WORK TO COMPLETE. Retype the listing that follows, leaving nothing out.

THE DATA.
====
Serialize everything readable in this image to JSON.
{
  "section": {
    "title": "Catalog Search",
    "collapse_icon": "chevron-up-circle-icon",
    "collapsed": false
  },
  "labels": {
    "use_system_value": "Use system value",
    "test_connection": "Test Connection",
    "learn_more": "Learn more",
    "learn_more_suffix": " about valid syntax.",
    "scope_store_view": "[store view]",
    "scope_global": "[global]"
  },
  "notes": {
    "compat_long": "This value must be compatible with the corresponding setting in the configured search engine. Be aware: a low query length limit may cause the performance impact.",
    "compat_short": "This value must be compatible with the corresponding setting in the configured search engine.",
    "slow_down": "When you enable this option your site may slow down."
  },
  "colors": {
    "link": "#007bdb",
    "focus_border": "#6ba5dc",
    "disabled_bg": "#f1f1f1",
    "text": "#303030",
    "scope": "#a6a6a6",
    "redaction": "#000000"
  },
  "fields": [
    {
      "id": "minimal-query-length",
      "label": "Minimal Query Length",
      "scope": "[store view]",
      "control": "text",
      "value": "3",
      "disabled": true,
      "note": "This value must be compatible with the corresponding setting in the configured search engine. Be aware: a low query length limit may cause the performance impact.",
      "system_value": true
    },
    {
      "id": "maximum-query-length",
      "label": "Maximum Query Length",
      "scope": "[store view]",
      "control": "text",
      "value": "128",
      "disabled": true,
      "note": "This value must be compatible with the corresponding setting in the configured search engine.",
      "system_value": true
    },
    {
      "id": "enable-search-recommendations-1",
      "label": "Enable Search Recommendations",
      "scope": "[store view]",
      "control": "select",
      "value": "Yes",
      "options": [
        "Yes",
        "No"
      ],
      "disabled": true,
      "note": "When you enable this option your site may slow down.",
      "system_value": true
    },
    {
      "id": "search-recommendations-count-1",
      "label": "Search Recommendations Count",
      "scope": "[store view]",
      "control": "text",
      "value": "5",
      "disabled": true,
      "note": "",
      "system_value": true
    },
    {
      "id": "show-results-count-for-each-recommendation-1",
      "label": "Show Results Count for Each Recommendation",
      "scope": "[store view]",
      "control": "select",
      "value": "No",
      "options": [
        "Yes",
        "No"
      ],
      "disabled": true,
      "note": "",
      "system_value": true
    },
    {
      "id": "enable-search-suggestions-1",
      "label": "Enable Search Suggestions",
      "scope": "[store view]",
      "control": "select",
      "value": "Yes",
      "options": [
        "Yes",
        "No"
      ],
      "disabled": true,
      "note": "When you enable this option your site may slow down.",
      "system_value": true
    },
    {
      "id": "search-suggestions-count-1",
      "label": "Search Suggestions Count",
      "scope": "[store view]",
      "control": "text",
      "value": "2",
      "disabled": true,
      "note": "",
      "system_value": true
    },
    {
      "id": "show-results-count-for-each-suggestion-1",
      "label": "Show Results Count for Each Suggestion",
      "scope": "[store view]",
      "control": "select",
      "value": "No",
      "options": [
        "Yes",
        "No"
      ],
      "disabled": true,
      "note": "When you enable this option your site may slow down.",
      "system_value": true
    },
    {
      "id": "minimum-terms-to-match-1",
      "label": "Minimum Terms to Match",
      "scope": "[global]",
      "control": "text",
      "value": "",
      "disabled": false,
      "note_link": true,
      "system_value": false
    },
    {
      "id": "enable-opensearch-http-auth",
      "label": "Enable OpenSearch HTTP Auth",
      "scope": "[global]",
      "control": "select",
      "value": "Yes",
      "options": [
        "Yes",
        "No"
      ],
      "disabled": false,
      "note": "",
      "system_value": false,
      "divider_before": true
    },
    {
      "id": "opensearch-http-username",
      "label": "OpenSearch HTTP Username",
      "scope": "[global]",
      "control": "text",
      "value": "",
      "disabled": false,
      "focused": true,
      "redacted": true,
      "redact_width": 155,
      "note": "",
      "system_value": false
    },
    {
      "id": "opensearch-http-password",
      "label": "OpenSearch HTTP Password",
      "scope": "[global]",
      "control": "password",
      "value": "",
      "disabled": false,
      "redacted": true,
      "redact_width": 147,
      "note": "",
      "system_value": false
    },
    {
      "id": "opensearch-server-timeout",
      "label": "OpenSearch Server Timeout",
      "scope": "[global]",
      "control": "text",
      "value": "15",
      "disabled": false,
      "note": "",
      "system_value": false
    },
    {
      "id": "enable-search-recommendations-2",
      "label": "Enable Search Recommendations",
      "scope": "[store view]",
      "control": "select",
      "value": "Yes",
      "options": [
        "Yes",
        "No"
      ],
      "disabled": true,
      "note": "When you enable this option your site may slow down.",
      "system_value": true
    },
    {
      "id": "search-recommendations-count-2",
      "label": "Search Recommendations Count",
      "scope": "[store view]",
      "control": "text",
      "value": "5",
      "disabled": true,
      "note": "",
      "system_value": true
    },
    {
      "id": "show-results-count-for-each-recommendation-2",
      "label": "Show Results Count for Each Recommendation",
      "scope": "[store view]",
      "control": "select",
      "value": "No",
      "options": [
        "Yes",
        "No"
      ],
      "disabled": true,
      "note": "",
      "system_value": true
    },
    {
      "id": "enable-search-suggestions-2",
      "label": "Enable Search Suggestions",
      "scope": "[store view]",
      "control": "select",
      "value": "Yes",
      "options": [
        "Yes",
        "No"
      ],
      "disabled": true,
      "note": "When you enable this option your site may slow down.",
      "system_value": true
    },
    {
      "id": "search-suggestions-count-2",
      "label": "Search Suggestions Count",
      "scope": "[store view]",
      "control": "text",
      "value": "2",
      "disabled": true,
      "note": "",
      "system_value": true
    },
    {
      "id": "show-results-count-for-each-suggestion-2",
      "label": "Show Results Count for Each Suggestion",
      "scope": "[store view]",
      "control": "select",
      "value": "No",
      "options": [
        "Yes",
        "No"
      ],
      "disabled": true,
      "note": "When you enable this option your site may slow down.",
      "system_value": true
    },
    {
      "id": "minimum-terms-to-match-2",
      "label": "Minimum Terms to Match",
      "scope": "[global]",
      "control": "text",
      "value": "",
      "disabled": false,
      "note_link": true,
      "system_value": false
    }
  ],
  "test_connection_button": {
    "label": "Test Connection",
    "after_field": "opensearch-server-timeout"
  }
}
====
SOLVED EXERCISE.
Serialize everything readable in this image to JSON.
{
  "section": {
    "title": "Catalog Search",
    "collapse_icon": "chevron-up-circle-icon",
    "collapsed": false
  },
  "labels": {
    "use_system_value": "Use system value",
    "test_connection": "Test Connection",
    "learn_more": "Learn more",
    "learn_more_suffix": " about valid syntax.",
    "scope_store_view": "[store view]",
    "scope_global": "[global]"
  },
  "notes": {
    "compat_long": "This value must be compatible with the corresponding setting in the configured search engine. Be aware: a low query length limit may cause the performance impact.",
    "compat_short": "This value must be compatible with the corresponding setting in the configured search engine.",
    "slow_down": "When you enable this option your site may slow down."
  },
  "colors": {
    "link": "#007bdb",
    "focus_border": "#6ba5dc",
    "disabled_bg": "#f1f1f1",
    "text": "#303030",
    "scope": "#a6a6a6",
    "redaction": "#000000"
  },
  "fields": [
    {
      "id": "minimal-query-length",
      "label": "Minimal Query Length",
      "scope": "[store view]",
      "control": "text",
      "value": "3",
      "disabled": true,
      "note": "This value must be compatible with the corresponding setting in the configured search engine. Be aware: a low query length limit may cause the performance impact.",
      "system_value": true
    },
    {
      "id": "maximum-query-length",
      "label": "Maximum Query Length",
      "scope": "[store view]",
      "control": "text",
      "value": "128",
      "disabled": true,
      "note": "This value must be compatible with the corresponding setting in the configured search engine.",
      "system_value": true
    },
    {
      "id": "enable-search-recommendations-1",
      "label": "Enable Search Recommendations",
      "scope": "[store view]",
      "control": "select",
      "value": "Yes",
      "options": [
        "Yes",
        "No"
      ],
      "disabled": true,
      "note": "When you enable this option your site may slow down.",
      "system_value": true
    },
    {
      "id": "search-recommendations-count-1",
      "label": "Search Recommendations Count",
      "scope": "[store view]",
      "control": "text",
      "value": "5",
      "disabled": true,
      "note": "",
      "system_value": true
    },
    {
      "id": "show-results-count-for-each-recommendation-1",
      "label": "Show Results Count for Each Recommendation",
      "scope": "[store view]",
      "control": "select",
      "value": "No",
      "options": [
        "Yes",
        "No"
      ],
      "disabled": true,
      "note": "",
      "system_value": true
    },
    {
      "id": "enable-search-suggestions-1",
      "label": "Enable Search Suggestions",
      "scope": "[store view]",
      "control": "select",
      "value": "Yes",
      "options": [
        "Yes",
        "No"
      ],
      "disabled": true,
      "note": "When you enable this option your site may slow down.",
      "system_value": true
    },
    {
      "id": "search-suggestions-count-1",
      "label": "Search Suggestions Count",
      "scope": "[store view]",
      "control": "text",
      "value": "2",
      "disabled": true,
      "note": "",
      "system_value": true
    },
    {
      "id": "show-results-count-for-each-suggestion-1",
      "label": "Show Results Count for Each Suggestion",
      "scope": "[store view]",
      "control": "select",
      "value": "No",
      "options": [
        "Yes",
        "No"
      ],
      "disabled": true,
      "note": "When you enable this option your site may slow down.",
      "system_value": true
    },
    {
      "id": "minimum-terms-to-match-1",
      "label": "Minimum Terms to Match",
      "scope": "[global]",
      "control": "text",
      "value": "",
      "disabled": false,
      "note_link": true,
      "system_value": false
    },
    {
      "id": "enable-opensearch-http-auth",
      "label": "Enable OpenSearch HTTP Auth",
      "scope": "[global]",
      "control": "select",
      "value": "Yes",
      "options": [
        "Yes",
        "No"
      ],
      "disabled": false,
      "note": "",
      "system_value": false,
      "divider_before": true
    },
    {
      "id": "opensearch-http-username",
      "label": "OpenSearch HTTP Username",
      "scope": "[global]",
      "control": "text",
      "value": "",
      "disabled": false,
      "focused": true,
      "redacted": true,
      "redact_width": 155,
      "note": "",
      "system_value": false
    },
    {
      "id": "opensearch-http-password",
      "label": "OpenSearch HTTP Password",
      "scope": "[global]",
      "control": "password",
      "value": "",
      "disabled": false,
      "redacted": true,
      "redact_width": 147,
      "note": "",
      "system_value": false
    },
    {
      "id": "opensearch-server-timeout",
      "label": "OpenSearch Server Timeout",
      "scope": "[global]",
      "control": "text",
      "value": "15",
      "disabled": false,
      "note": "",
      "system_value": false
    },
    {
      "id": "enable-search-recommendations-2",
      "label": "Enable Search Recommendations",
      "scope": "[store view]",
      "control": "select",
      "value": "Yes",
      "options": [
        "Yes",
        "No"
      ],
      "disabled": true,
      "note": "When you enable this option your site may slow down.",
      "system_value": true
    },
    {
      "id": "search-recommendations-count-2",
      "label": "Search Recommendations Count",
      "scope": "[store view]",
      "control": "text",
      "value": "5",
      "disabled": true,
      "note": "",
      "system_value": true
    },
    {
      "id": "show-results-count-for-each-recommendation-2",
      "label": "Show Results Count for Each Recommendation",
      "scope": "[store view]",
      "control": "select",
      "value": "No",
      "options": [
        "Yes",
        "No"
      ],
      "disabled": true,
      "note": "",
      "system_value": true
    },
    {
      "id": "enable-search-suggestions-2",
      "label": "Enable Search Suggestions",
      "scope": "[store view]",
      "control": "select",
      "value": "Yes",
      "options": [
        "Yes",
        "No"
      ],
      "disabled": true,
      "note": "When you enable this option your site may slow down.",
      "system_value": true
    },
    {
      "id": "search-suggestions-count-2",
      "label": "Search Suggestions Count",
      "scope": "[store view]",
      "control": "text",
      "value": "2",
      "disabled": true,
      "note": "",
      "system_value": true
    },
    {
      "id": "show-results-count-for-each-suggestion-2",
      "label": "Show Results Count for Each Suggestion",
      "scope": "[store view]",
      "control": "select",
      "value": "No",
      "options": [
        "Yes",
        "No"
      ],
      "disabled": true,
      "note": "When you enable this option your site may slow down.",
      "system_value": true
    },
    {
      "id": "minimum-terms-to-match-2",
      "label": "Minimum Terms to Match",
      "scope": "[global]",
      "control": "text",
      "value": "",
      "disabled": false,
      "note_link": true,
      "system_value": false
    }
  ],
  "test_connection_button": {
    "label": "Test Connection",
    "after_field": "opensearch-server-timeout"
  }
}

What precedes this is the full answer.